“Every night and every morn, some to misery are born. Every morn and every night, some are born to sweet delight. Some are born to sweet delight; some are born to endless night.”
– William Blake
Taking off from Easy Rider (1969), which itself is a countercultural twist on the western genre, in that it converts the American highway and the wide wild landscape of the west into a space for bikers instead of white horsemen and Indians, is Jim Jarmusch’s Dead Man (1995). It transposes the reddish-brown landscape we have associated with the genre into surreal high contrast black and white. It’s protagonist, Johnny Depp as the namesake of the literary William Blake, is an accountant from Cleveland thrown into a savage country and turned into an assassin by fate – a wanted man, a dead man.
“Why is it that the landscape is moving, but the boat is still?”
Yes, why is it? Jarmusch’s camera captures the landscape from mountains to lush alpine forests as the characters traverse through it on horses. Together with Neil Young’s mystic soundtrack, it is a chase of whose end we know from the beginning. For as the opening title by Henri Michaux suggests, “It is preferable not to travel with a dead man.” The opening sequence in the train gives us a glimpse of the various forms of landscape that Depp’s character will eventually have to cross again with a foreboding by the train’s fireman – “Look out the window. And doesn’t this remind you of when you were in the boat, and then later than night, you were lying, looking up at the ceiling, and the water in your head was not dissimilar from the landscape.”

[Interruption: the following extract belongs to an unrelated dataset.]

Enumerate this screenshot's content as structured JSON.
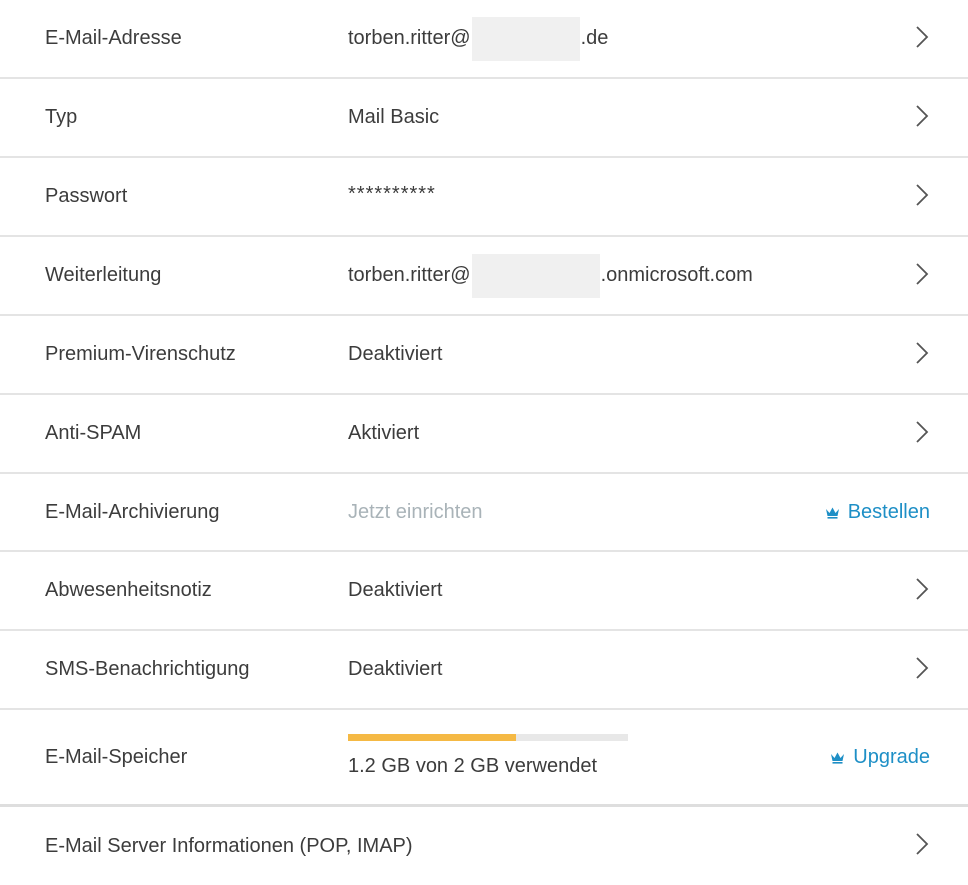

Dead Man also touches upon issues of race. The early westerns of John Ford for example depicted the Indian race in America as uncivilized and one that needed to be conquered by the white man. Here, the character called Nobody – an Indian who knows English and has travelled across the seas as an exhibit for his colonial masters talks about mimicking the white man and lauds the poetry of Blake. But they are still “stupid fucking white men” for him. He is nobody – caught between his tribe and the white man’s ways and his words flow in a poetic way like the poet he so admires.
A fear of contamination and heresy is also reflected by a catholic shopkeeper towards the end as Depp and Nobody buy tobacco at the banks of the river. Thus the film not only comments about the decaying form of the old western, but by making it in black and white much like the old westerns, also adapts it in a unique way. I have always enjoyed spaghetti westerns of Sergio Leone for they combine beautiful photography of a mesmerizing landscape and the ever-present question of modernity taking over an older way of life with motifs of trains cutting through untamed lands. Dead Man opens in a similar way – a steam engine chugs along a snowy countryside. William Blake is in a similar position – a modern city man heading into gun country on a train. It is combined with more spiritual questions for a modern man – those of life after death. This is apparent with the ubiquitous presence of skulls and bones – both animal and human, in both the American and the indigenous Indian’s living spaces.
The pace of the film is slow and contemplative, very much like Blakes’s poetry. A poet of words combines with a poet of images. The sequence at the end as Depp grows weaker in the Makah tribe’s camp has a mesmerizing quality as the camera movement follows Depp’s headiness. The film is also humourous with secondary characters like Iggy Pop and Billy Bob Thornton, a cannibalistic assassin, a gun-toting businessman and a dead Marshall who looks like a religious icon.
“If the doors of perception were cleansed, everything would appear to man as it is: infinite.”
Jarmusch’s Dead Man is an infinite visual treat with meditative photography, gentle pacing and fine acting. It’s all about a metaphorical death in the dying season of winter that passes on to another life as a dead Blake in a canoe rocks gently over the ocean.
Further Readings: Mad Poets: William Blake, Jim Jarmusch and Dead Man, Dead Man (Senses of Cinema)